Businesses owned by men were more certain about broadband, with about 18 per cent of women surveyed saying they ''didn't know'' whether the NBN would make a positive impact, double the number of unsure men.
Mr Moufarrige said he was surprised by how many businesses did not think better broadband would improve their productivity.
''I was very surprised at the 51 per cent [figure]. I expected it to be 90 per cent,'' Mr Moufarrige said.
''I believe that a fibre backbone for Australia is a fantastic thing and will make Australia more productive. Is it better for the broader economy? I would have expected everybody to say yes.''
He said the pessimism could be based on concerns about how long it would take for the NBN to be rolled out, or about the project's management.
Director of Policy at BusinessSA, South Australia's chamber of commerce, Rick Cairney, said broadband was not as high a priority for small business owners as cutting red tape, simplifying tax, making it easier to employ people and building infrastructure.
''When you have these sorts of issues, I would imagine that the NBN would fall down the list of priorities,'' Mr Cairney said.
The Servcorp survey only spoke to 35 businesses in that state, potentially skewing the results. Servcorp expects to repeat the survey, titled Australian Business Growth Monitor, every six months.

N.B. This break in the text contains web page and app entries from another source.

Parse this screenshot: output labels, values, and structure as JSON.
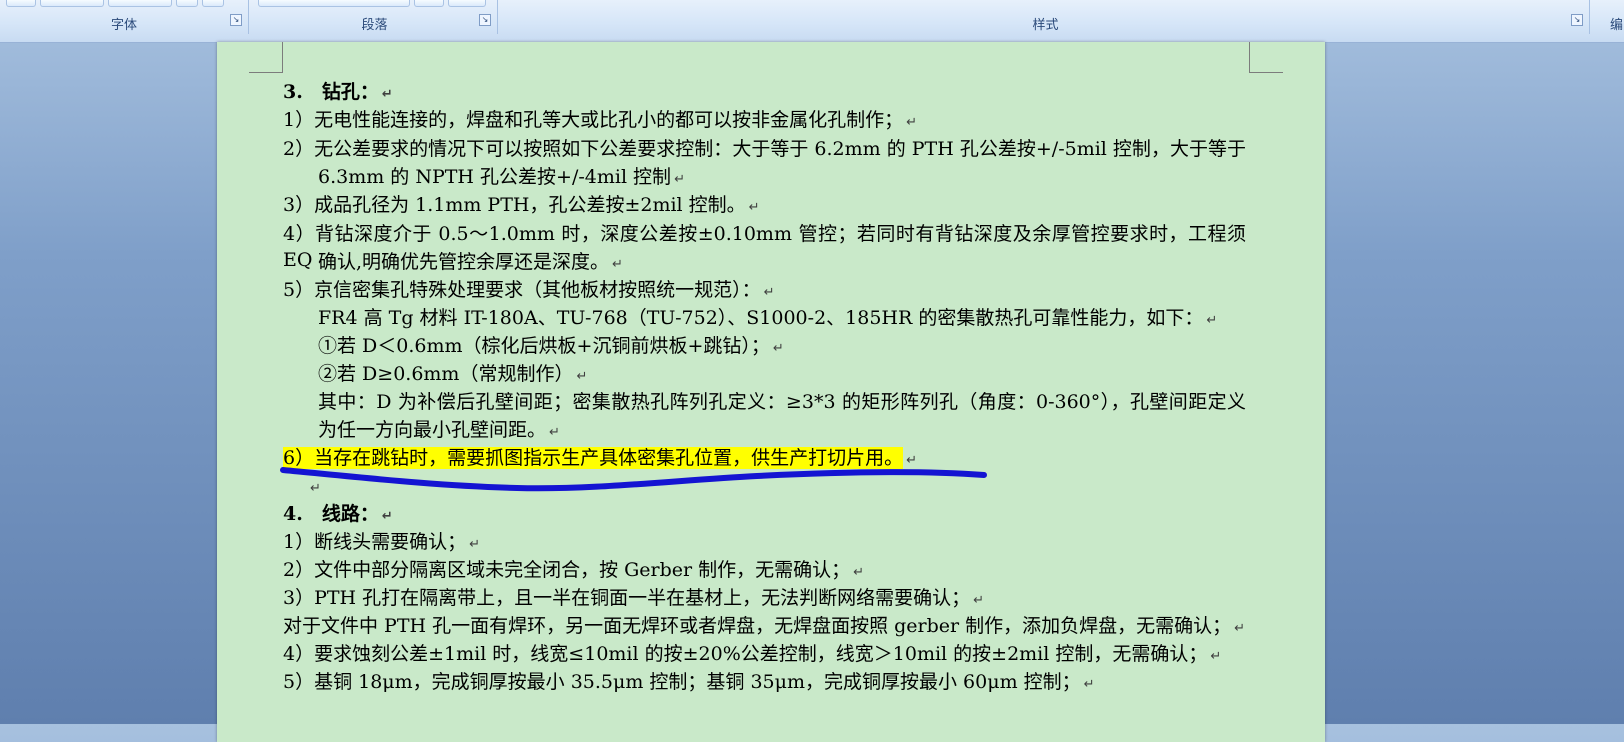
{
  "ribbon": {
    "groups": [
      "字体",
      "段落",
      "样式",
      "编"
    ]
  },
  "document": {
    "pilcrow": "↵",
    "lines": [
      {
        "kind": "heading",
        "text": "3.　钻孔："
      },
      {
        "kind": "item",
        "text": "1）无电性能连接的，焊盘和孔等大或比孔小的都可以按非金属化孔制作；"
      },
      {
        "kind": "item",
        "text": "2）无公差要求的情况下可以按照如下公差要求控制：大于等于 6.2mm 的 PTH 孔公差按+/-5mil 控制，大于等于"
      },
      {
        "kind": "cont",
        "text": "6.3mm 的 NPTH 孔公差按+/-4mil 控制"
      },
      {
        "kind": "item",
        "text": "3）成品孔径为 1.1mm PTH，孔公差按±2mil 控制。"
      },
      {
        "kind": "item",
        "text": "4）背钻深度介于 0.5～1.0mm 时，深度公差按±0.10mm 管控；若同时有背钻深度及余厚管控要求时，工程须 EQ"
      },
      {
        "kind": "cont",
        "text": "确认,明确优先管控余厚还是深度。"
      },
      {
        "kind": "item",
        "text": "5）京信密集孔特殊处理要求（其他板材按照统一规范）："
      },
      {
        "kind": "cont",
        "text": "FR4 高 Tg 材料 IT-180A、TU-768（TU-752）、S1000-2、185HR 的密集散热孔可靠性能力，如下："
      },
      {
        "kind": "cont",
        "text": "①若 D＜0.6mm（棕化后烘板+沉铜前烘板+跳钻）；"
      },
      {
        "kind": "cont",
        "text": "②若 D≥0.6mm（常规制作）"
      },
      {
        "kind": "cont",
        "text": "其中：D 为补偿后孔壁间距；密集散热孔阵列孔定义：≥3*3 的矩形阵列孔（角度：0-360°），孔壁间距定义"
      },
      {
        "kind": "cont",
        "text": "为任一方向最小孔壁间距。"
      },
      {
        "kind": "highlight",
        "text": "6）当存在跳钻时，需要抓图指示生产具体密集孔位置，供生产打切片用。"
      },
      {
        "kind": "blank",
        "text": ""
      },
      {
        "kind": "heading",
        "text": "4.　线路："
      },
      {
        "kind": "item",
        "text": "1）断线头需要确认；"
      },
      {
        "kind": "item",
        "text": "2）文件中部分隔离区域未完全闭合，按 Gerber 制作，无需确认；"
      },
      {
        "kind": "item",
        "text": "3）PTH 孔打在隔离带上，且一半在铜面一半在基材上，无法判断网络需要确认；"
      },
      {
        "kind": "plain",
        "text": "对于文件中 PTH 孔一面有焊环，另一面无焊环或者焊盘，无焊盘面按照 gerber 制作，添加负焊盘，无需确认；"
      },
      {
        "kind": "item",
        "text": "4）要求蚀刻公差±1mil 时，线宽≤10mil 的按±20%公差控制，线宽＞10mil 的按±2mil 控制，无需确认；"
      },
      {
        "kind": "item",
        "text": "5）基铜 18μm，完成铜厚按最小 35.5μm 控制；基铜 35μm，完成铜厚按最小 60μm 控制；"
      }
    ]
  },
  "colors": {
    "page_bg": "#c9e9c9",
    "highlight": "#ffff00",
    "ink_stroke": "#1414d2"
  }
}
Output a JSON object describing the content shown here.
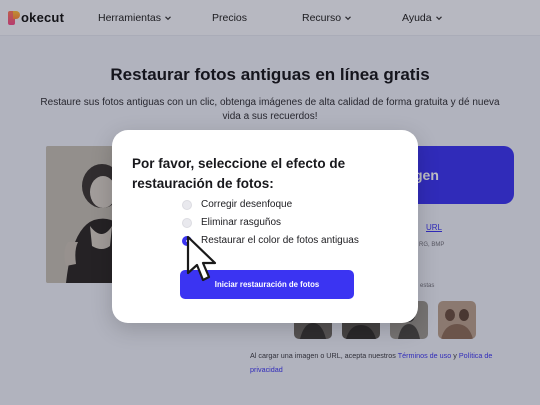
{
  "header": {
    "logo_text": "okecut",
    "nav": [
      {
        "label": "Herramientas",
        "has_dropdown": true
      },
      {
        "label": "Precios",
        "has_dropdown": false
      },
      {
        "label": "Recurso",
        "has_dropdown": true
      },
      {
        "label": "Ayuda",
        "has_dropdown": true
      }
    ]
  },
  "main": {
    "title": "Restaurar fotos antiguas en línea gratis",
    "subtitle": "Restaure sus fotos antiguas con un clic, obtenga imágenes de alta calidad de forma gratuita y dé nueva vida a sus recuerdos!",
    "upload_button_label": "gen",
    "url_link": "URL",
    "formats_text": "RG, BMP",
    "samples_label": "estas",
    "terms": {
      "prefix": "Al cargar una imagen o URL, acepta nuestros",
      "terms_link": "Términos de uso",
      "conjunction": "y",
      "privacy_link": "Política de privacidad"
    }
  },
  "modal": {
    "title": "Por favor, seleccione el efecto de restauración de fotos:",
    "options": [
      {
        "label": "Corregir desenfoque",
        "checked": false
      },
      {
        "label": "Eliminar rasguños",
        "checked": false
      },
      {
        "label": "Restaurar el color de fotos antiguas",
        "checked": true
      }
    ],
    "start_button_label": "Iniciar restauración de fotos"
  },
  "colors": {
    "accent": "#3b34f2",
    "overlay": "rgba(20,22,40,0.28)",
    "page_bg": "#eef0f8"
  },
  "icons": [
    "pokecut-logo-icon",
    "chevron-down-icon",
    "mouse-pointer-icon"
  ]
}
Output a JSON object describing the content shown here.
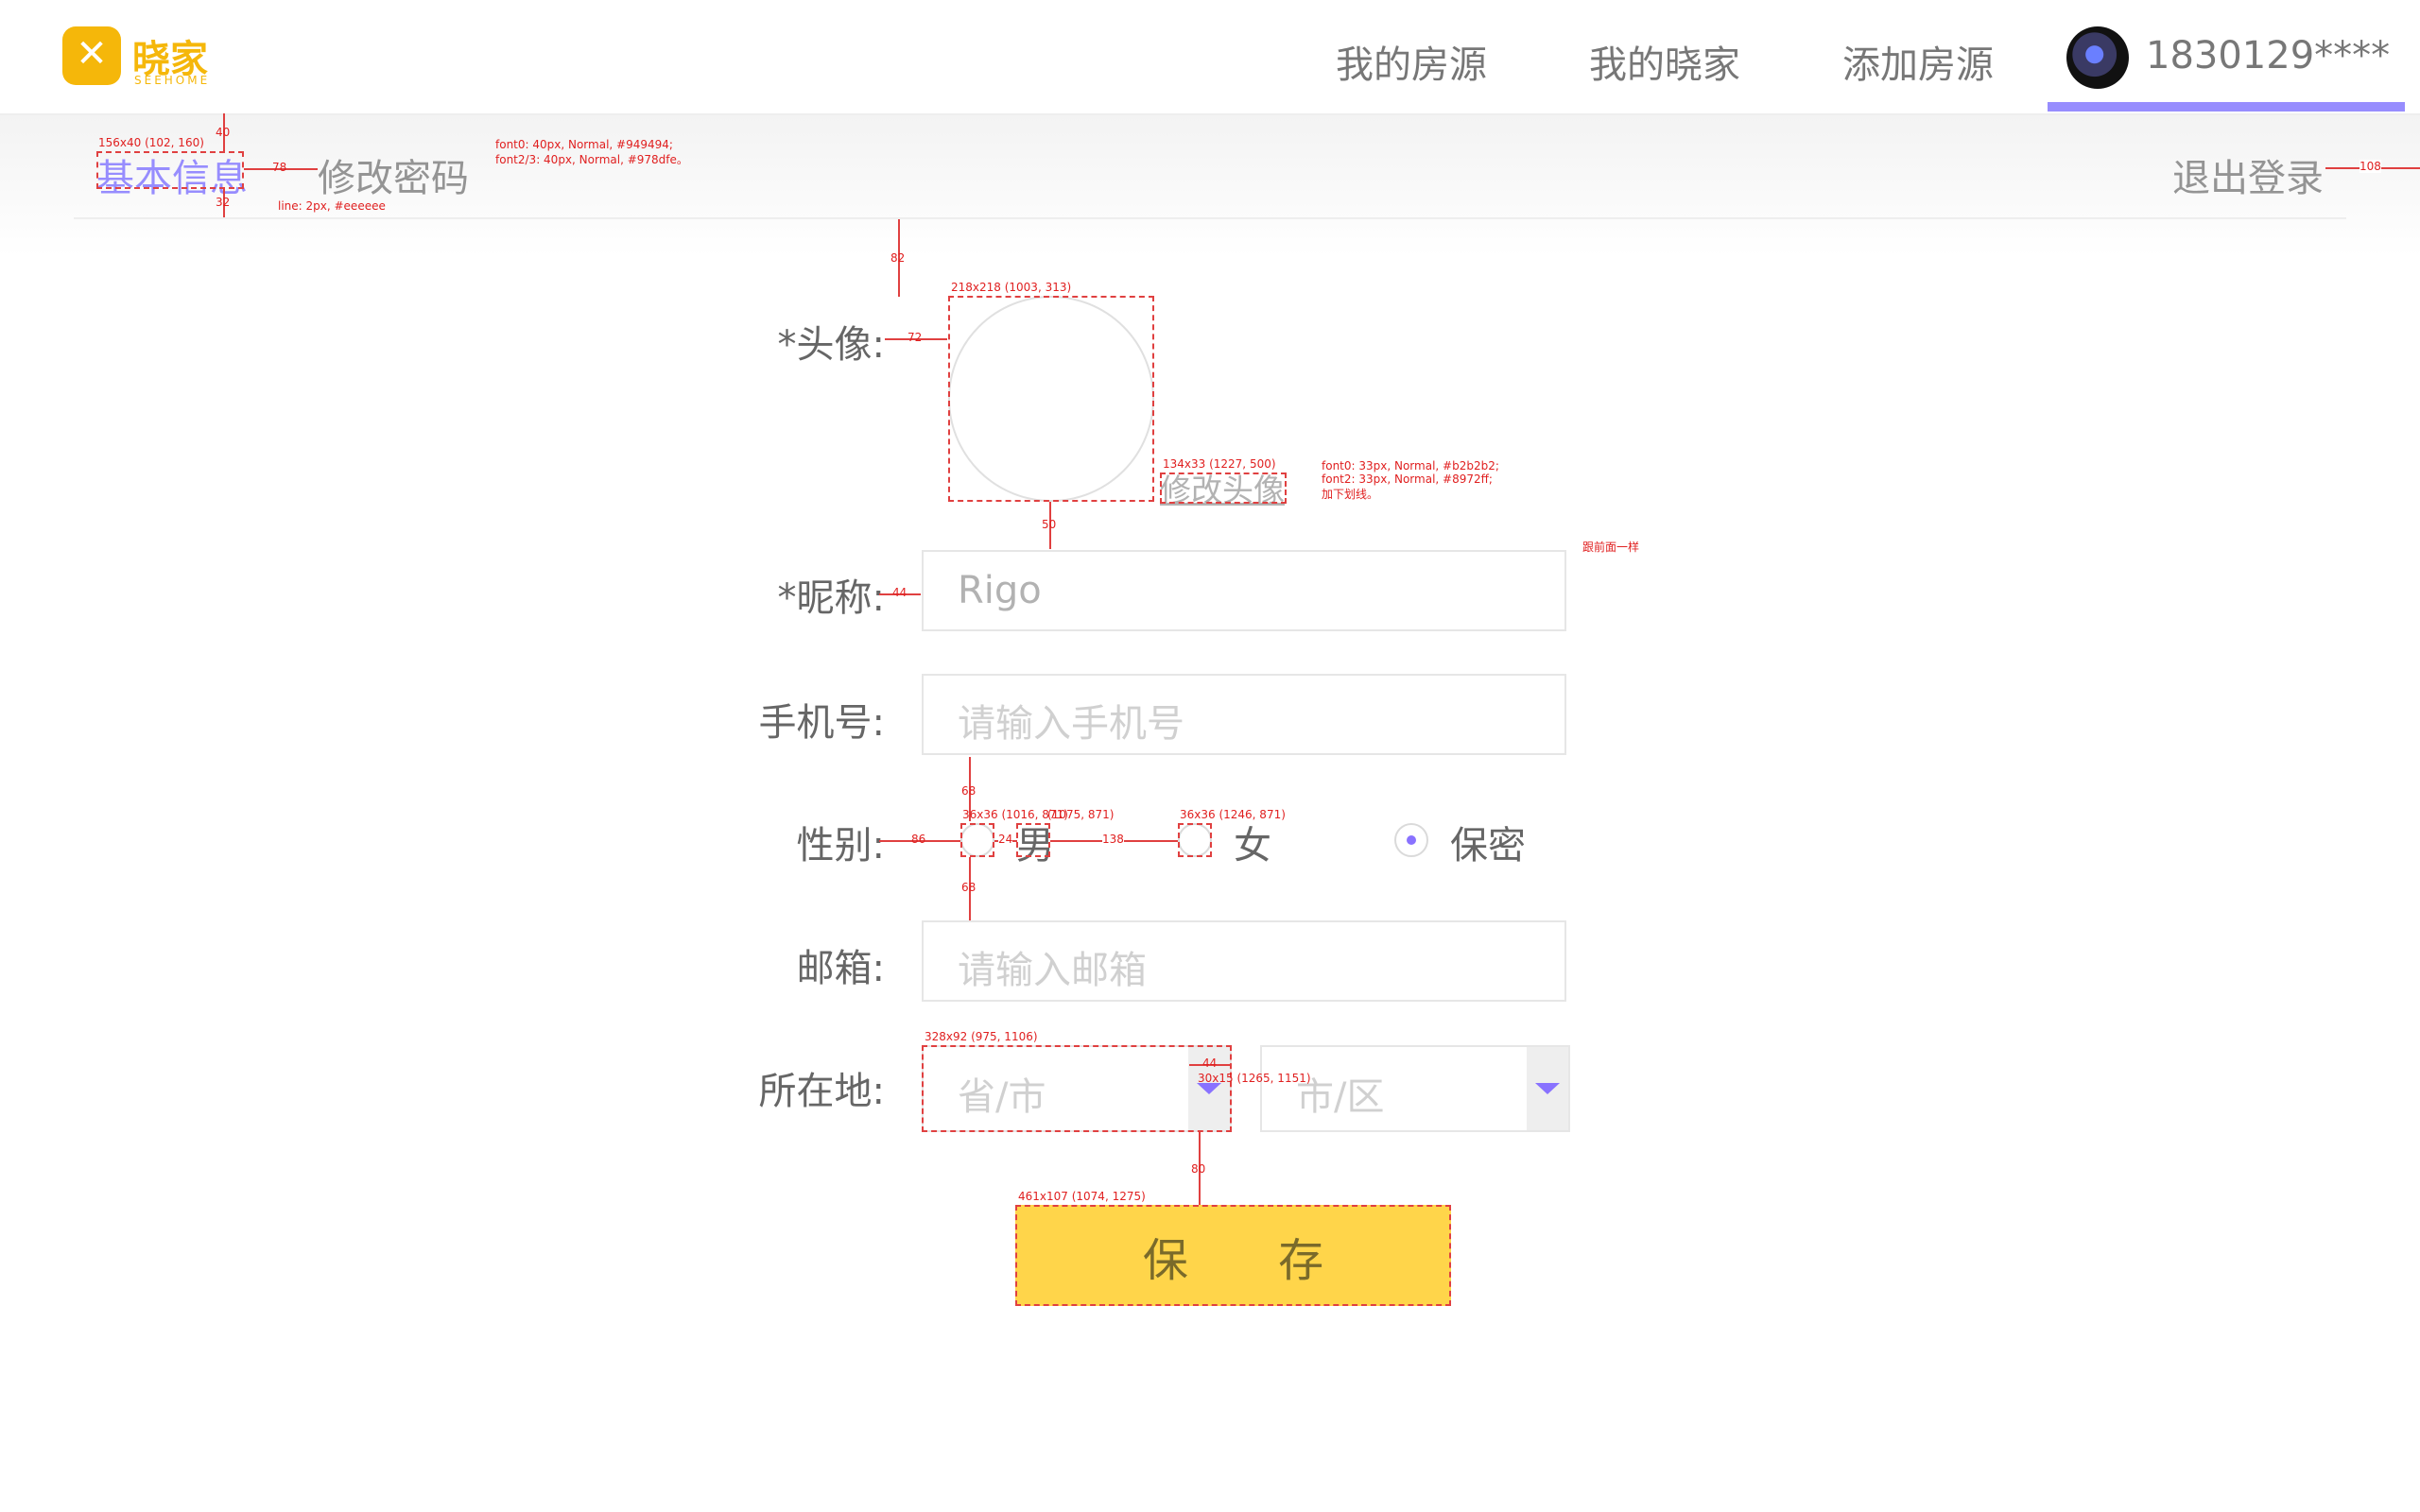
{
  "brand": {
    "name_cn": "晓家",
    "name_en": "SEEHOME"
  },
  "nav": {
    "links": [
      "我的房源",
      "我的晓家",
      "添加房源"
    ],
    "user": "1830129****"
  },
  "subnav": {
    "tab_basic": "基本信息",
    "tab_password": "修改密码",
    "logout": "退出登录"
  },
  "form": {
    "avatar_label": "*头像:",
    "change_avatar": "修改头像",
    "nickname_label": "*昵称:",
    "nickname_value": "Rigo",
    "phone_label": "手机号:",
    "phone_placeholder": "请输入手机号",
    "gender_label": "性别:",
    "gender_options": [
      "男",
      "女",
      "保密"
    ],
    "gender_selected": "保密",
    "email_label": "邮箱:",
    "email_placeholder": "请输入邮箱",
    "location_label": "所在地:",
    "province_placeholder": "省/市",
    "city_placeholder": "市/区",
    "save": "保 存"
  },
  "colors": {
    "accent": "#978dfe",
    "brand": "#f5b70a",
    "button": "#ffd54a",
    "text_gray": "#949494",
    "line": "#eeeeee"
  },
  "annotations": {
    "a1": "156x40 (102, 160)",
    "a2": "40",
    "a3": "78",
    "a4": "32",
    "a5": "font0: 40px, Normal, #949494;",
    "a6": "font2/3: 40px, Normal, #978dfe。",
    "a7": "line: 2px, #eeeeee",
    "a8": "108",
    "a9": "82",
    "a10": "218x218 (1003, 313)",
    "a11": "72",
    "a12": "134x33 (1227, 500)",
    "a13": "font0: 33px, Normal, #b2b2b2;",
    "a14": "font2: 33px, Normal, #8972ff;",
    "a15": "加下划线。",
    "a16": "50",
    "a17": "跟前面一样",
    "a18": "44",
    "a19": "68",
    "a20": "36x36 (1016, 871)",
    "a21": "(1075, 871)",
    "a22": "36x36 (1246, 871)",
    "a23": "86",
    "a24": "24",
    "a25": "138",
    "a26": "68",
    "a27": "328x92 (975, 1106)",
    "a28": "44",
    "a29": "30x15 (1265, 1151)",
    "a30": "80",
    "a31": "461x107 (1074, 1275)"
  }
}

Earlier this year, the Ai Group called on both sides of politics to ensure the NBN rollout so that businesses could plan around it. In April a survey by the Australian Insitute of Directors found 49 per cent of respondents agreed the NBN was a ''positive thing for Australia'', compared with 37 per cent who disagreed.